- Increased focus on evidence-based practice
- Safer communities
Justice reinvestment is needed in NSW
Australia’s recent history of ‘lock them up’ law and order policies has resulted in record high prison populations at a cost of $3.7 billion a year.
Particularly affected are Aboriginal people who have been swept up into criminal justice system at astonishing rates.
Aboriginal people are over-represented at every stage of Australia’s criminal justice system.
Aboriginal imprisonment has increased by a staggering 50% in just ten years.
Aboriginal and Torres Strait Islander prisoners make up just over a quarter of the total Australian prisoner population whilst making up only 3% of the total population.
Breaking that up into gender, Aboriginal and Torres Strait Islander people account for a quarter of Australia’s male prison population.
Aboriginal women make up around 2 per cent of the female population but a third of Australia’s female prison population.
Across Australia female imprisonment rates have doubled in the last decade and Aboriginal women account for almost the entire increase.
Aboriginal women are also likely to have been victims.
Most people in prison have been there before. It’s one of the reasons imprisonment rates are sky-rocketing.
In NSW the prison population has never been so big, boasting a 17 per cent increase in just two years to reach record highs in December 2015.
NSW has the largest adult prisoner population, accounting for 33% of the total Australian adult population.
This is affecting Aboriginal people the most, and particularly children.
In NSW, over half the children and young people in prison are Aboriginal.
Yet Aboriginal young people make up just 2.2 per cent of the population.
In fact, Aboriginal young people are 28 times more likely to be placed in juvenile prison that non-Aboriginal young people.
In NSW, reoffending is a big problem, with reconviction rates within two years over 70% for Aboriginal children.

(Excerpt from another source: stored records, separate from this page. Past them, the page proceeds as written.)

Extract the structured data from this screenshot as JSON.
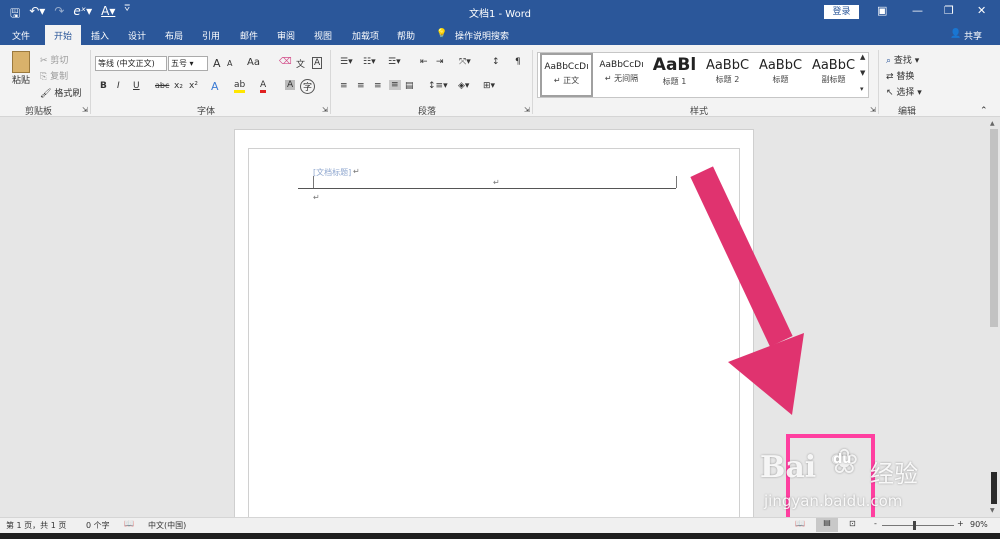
{
  "window": {
    "title": "文档1 - Word",
    "login_label": "登录",
    "share_label": "共享"
  },
  "tabs": [
    "文件",
    "开始",
    "插入",
    "设计",
    "布局",
    "引用",
    "邮件",
    "审阅",
    "视图",
    "加载项",
    "帮助"
  ],
  "tell_me": "操作说明搜索",
  "clipboard": {
    "paste": "粘贴",
    "cut": "剪切",
    "copy": "复制",
    "format_painter": "格式刷",
    "label": "剪贴板"
  },
  "font": {
    "name": "等线 (中文正文)",
    "size": "五号",
    "label": "字体",
    "grow": "A",
    "shrink": "A",
    "case": "Aa",
    "bold": "B",
    "italic": "I",
    "underline": "U",
    "strike": "abc",
    "sub": "x₂",
    "sup": "x²"
  },
  "paragraph": {
    "label": "段落"
  },
  "styles": {
    "label": "样式",
    "items": [
      {
        "preview": "AaBbCcDı",
        "name": "↵ 正文"
      },
      {
        "preview": "AaBbCcDı",
        "name": "↵ 无间隔"
      },
      {
        "preview": "AaBl",
        "name": "标题 1"
      },
      {
        "preview": "AaBbC",
        "name": "标题 2"
      },
      {
        "preview": "AaBbC",
        "name": "标题"
      },
      {
        "preview": "AaBbC",
        "name": "副标题"
      }
    ]
  },
  "editing": {
    "find": "查找",
    "replace": "替换",
    "select": "选择",
    "label": "编辑"
  },
  "document": {
    "header_placeholder": "[文档标题]",
    "para_mark": "↵"
  },
  "status": {
    "page": "第 1 页，共 1 页",
    "words": "0 个字",
    "language": "中文(中国)",
    "zoom": "90%",
    "zoom_level": 0.9
  },
  "watermark": {
    "brand": "Bai",
    "brand2": "du",
    "cn": "经验",
    "url": "jingyan.baidu.com"
  },
  "colors": {
    "accent": "#2b579a",
    "annotation": "#e0336f",
    "highlight_box": "#ff3fa0"
  }
}
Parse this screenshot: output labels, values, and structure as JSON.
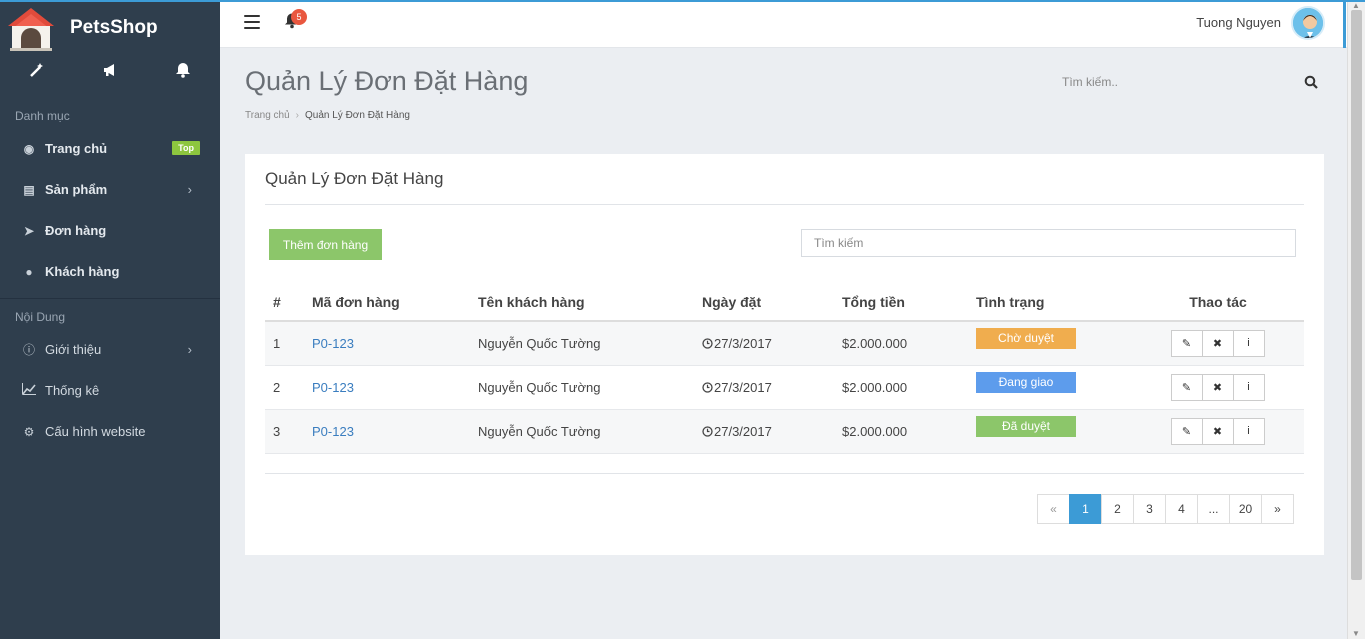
{
  "brand": {
    "name": "PetsShop"
  },
  "quick_icons": [
    "magic-wand-icon",
    "megaphone-icon",
    "bell-icon"
  ],
  "sidebar": {
    "section1_title": "Danh mục",
    "items1": [
      {
        "label": "Trang chủ",
        "icon": "dashboard-icon",
        "badge": "Top"
      },
      {
        "label": "Sản phẩm",
        "icon": "product-icon",
        "chevron": "›"
      },
      {
        "label": "Đơn hàng",
        "icon": "send-icon"
      },
      {
        "label": "Khách hàng",
        "icon": "user-icon"
      }
    ],
    "section2_title": "Nội Dung",
    "items2": [
      {
        "label": "Giới thiệu",
        "icon": "info-icon",
        "chevron": "›"
      },
      {
        "label": "Thống kê",
        "icon": "chart-icon"
      },
      {
        "label": "Cấu hình website",
        "icon": "gears-icon"
      }
    ]
  },
  "topbar": {
    "notification_count": "5",
    "user_name": "Tuong Nguyen"
  },
  "header": {
    "title": "Quản Lý Đơn Đặt Hàng",
    "breadcrumb": [
      "Trang chủ",
      "Quản Lý Đơn Đặt Hàng"
    ],
    "search_placeholder": "Tìm kiếm.."
  },
  "panel": {
    "title": "Quản Lý Đơn Đặt Hàng",
    "add_button": "Thêm đơn hàng",
    "search_placeholder": "Tìm kiếm",
    "columns": [
      "#",
      "Mã đơn hàng",
      "Tên khách hàng",
      "Ngày đặt",
      "Tổng tiền",
      "Tình trạng",
      "Thao tác"
    ],
    "rows": [
      {
        "num": "1",
        "code": "P0-123",
        "customer": "Nguyễn Quốc Tường",
        "date": "27/3/2017",
        "total": "$2.000.000",
        "status": "Chờ duyệt",
        "status_color": "#f0ad4e"
      },
      {
        "num": "2",
        "code": "P0-123",
        "customer": "Nguyễn Quốc Tường",
        "date": "27/3/2017",
        "total": "$2.000.000",
        "status": "Đang giao",
        "status_color": "#5d9cec"
      },
      {
        "num": "3",
        "code": "P0-123",
        "customer": "Nguyễn Quốc Tường",
        "date": "27/3/2017",
        "total": "$2.000.000",
        "status": "Đã duyệt",
        "status_color": "#8cc66a"
      }
    ],
    "actions": [
      "✎",
      "✖",
      "i"
    ]
  },
  "pagination": {
    "prev": "«",
    "pages": [
      "1",
      "2",
      "3",
      "4",
      "...",
      "20"
    ],
    "active": "1",
    "next": "»"
  }
}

And that’s expensive.
The cost of locking up one child in a NSW prison is $652 each day.
NSW taxpayers currently spend over $237,000 each year on every young person incarcerated, and costs are increasing.
Just Reinvest NSW believes locking up children and young people is government money poorly spent.

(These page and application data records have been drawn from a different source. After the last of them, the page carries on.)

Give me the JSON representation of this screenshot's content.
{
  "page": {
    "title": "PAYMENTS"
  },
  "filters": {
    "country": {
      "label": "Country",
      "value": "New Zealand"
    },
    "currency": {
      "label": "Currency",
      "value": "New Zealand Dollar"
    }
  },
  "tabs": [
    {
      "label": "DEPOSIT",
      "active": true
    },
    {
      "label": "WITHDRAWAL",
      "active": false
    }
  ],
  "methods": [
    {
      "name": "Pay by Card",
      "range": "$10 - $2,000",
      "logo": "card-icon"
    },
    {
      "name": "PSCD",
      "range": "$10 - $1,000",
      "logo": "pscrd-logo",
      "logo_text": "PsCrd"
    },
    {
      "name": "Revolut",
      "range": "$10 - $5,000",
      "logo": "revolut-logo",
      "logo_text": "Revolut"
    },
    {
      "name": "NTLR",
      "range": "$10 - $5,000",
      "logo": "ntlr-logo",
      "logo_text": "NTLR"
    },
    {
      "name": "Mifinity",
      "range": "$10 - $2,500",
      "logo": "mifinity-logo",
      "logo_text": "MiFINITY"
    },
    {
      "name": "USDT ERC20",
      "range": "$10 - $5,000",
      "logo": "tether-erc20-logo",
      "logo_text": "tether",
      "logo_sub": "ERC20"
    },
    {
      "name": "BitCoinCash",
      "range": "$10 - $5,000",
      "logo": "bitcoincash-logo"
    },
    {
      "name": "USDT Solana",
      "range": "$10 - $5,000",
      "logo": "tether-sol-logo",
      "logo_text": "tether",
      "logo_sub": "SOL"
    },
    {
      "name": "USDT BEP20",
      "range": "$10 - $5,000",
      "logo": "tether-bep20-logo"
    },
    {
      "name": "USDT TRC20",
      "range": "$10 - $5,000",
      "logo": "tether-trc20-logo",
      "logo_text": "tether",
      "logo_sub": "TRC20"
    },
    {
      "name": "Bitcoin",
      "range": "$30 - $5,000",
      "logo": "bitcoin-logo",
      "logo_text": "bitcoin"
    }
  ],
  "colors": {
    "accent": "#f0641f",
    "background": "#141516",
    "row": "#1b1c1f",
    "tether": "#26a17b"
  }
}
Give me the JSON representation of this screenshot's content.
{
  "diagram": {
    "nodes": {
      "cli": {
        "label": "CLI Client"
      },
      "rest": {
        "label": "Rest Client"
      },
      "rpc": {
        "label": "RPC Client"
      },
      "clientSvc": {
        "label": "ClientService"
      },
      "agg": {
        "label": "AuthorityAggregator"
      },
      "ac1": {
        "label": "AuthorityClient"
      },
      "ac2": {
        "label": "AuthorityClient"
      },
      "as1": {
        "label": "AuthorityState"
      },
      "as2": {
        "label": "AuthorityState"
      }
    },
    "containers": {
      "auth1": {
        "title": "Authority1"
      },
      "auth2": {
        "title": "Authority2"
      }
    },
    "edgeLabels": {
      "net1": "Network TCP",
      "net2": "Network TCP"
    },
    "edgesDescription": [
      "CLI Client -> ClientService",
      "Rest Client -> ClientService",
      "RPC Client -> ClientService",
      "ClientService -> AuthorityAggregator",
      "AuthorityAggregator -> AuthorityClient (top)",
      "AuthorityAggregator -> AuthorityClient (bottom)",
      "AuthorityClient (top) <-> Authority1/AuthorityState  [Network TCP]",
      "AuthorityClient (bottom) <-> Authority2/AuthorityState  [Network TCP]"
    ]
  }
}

We cannot afford to continue down this path. There is a better way to invest our resources.
Since 2012, Just Reinvest NSW has been working to convince the NSW government to implement justice reinvestment.

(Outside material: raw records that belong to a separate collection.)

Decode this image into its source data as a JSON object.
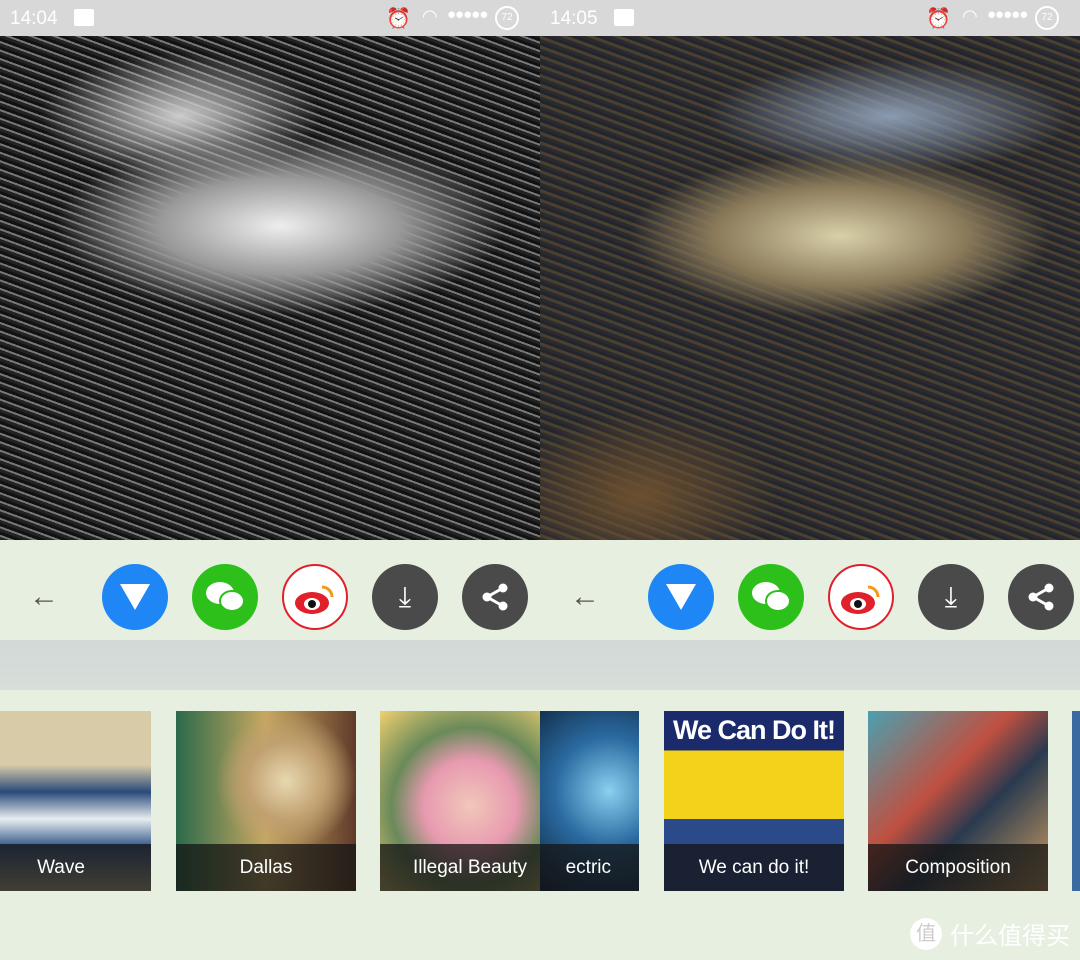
{
  "panels": [
    {
      "time": "14:04",
      "battery": "72",
      "cards": [
        {
          "label": "Wave"
        },
        {
          "label": "Dallas"
        },
        {
          "label": "Illegal Beauty"
        }
      ]
    },
    {
      "time": "14:05",
      "battery": "72",
      "cards": [
        {
          "label": "ectric"
        },
        {
          "label": "We can do it!"
        },
        {
          "label": "Composition"
        }
      ],
      "poster_text": "We Can Do It!"
    }
  ],
  "toolbar": {
    "back": "←",
    "download": "⤓",
    "share": "share-icon"
  },
  "colors": {
    "blue": "#1f87f5",
    "wechat": "#2dbf1a",
    "weibo": "#e0202a",
    "dark": "#4a4a4a"
  },
  "watermark": {
    "badge": "值",
    "text": "什么值得买"
  }
}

Aboriginal leaders and communities support a justice reinvestment approach to reduce the number of Aboriginal children and young people in our prisons and make communities safer.
Just Reinvest NSW is calling on the NSW government to implement justice reinvestment as a matter of urgency.
We cannot afford to continue down this path. There is a better way to invest our resources.
Given the enormous costs of incarceration – social, health and economic – it is clear that a new way of thinking is required to address the poor outcomes from the present system for everyone involved; and in particular to address the unacceptable over representation of Aboriginal children and young people in our prisons.
A long-term, whole of government justice reinvestment approach can address the disproportionate number of Aboriginal children and young people being caught in a system that fails to rehabilitate, fails to deter and fails to keep communities safer.
Justice reinvestment focuses on why crime is occurring in the first place. When young people offend, there are often other issues at play such as homelessness, child protection, disability, high-risk drug and alcohol use, violence, poverty and a lack of appropriate services.
Justice reinvestment reduces crime, reduces costs and creates better futures, benefiting the entire community.
With the number of prisoners in NSW continuing to rise, it is essential that the government adopt a justice reinvestment approach.
NSW is in a unique position.
We are the home state for two pilot sites for justice reinvestment, in Bourke and Cowra. These sites offer the learning and experience essential for the NSW government to embrace a justice reinvestment approach.
NSW has an opportunity to take the lead in Australia in redirecting spending away from imprisonment and towards early intervention, prevention and diversion in a fiscally and socially responsible way.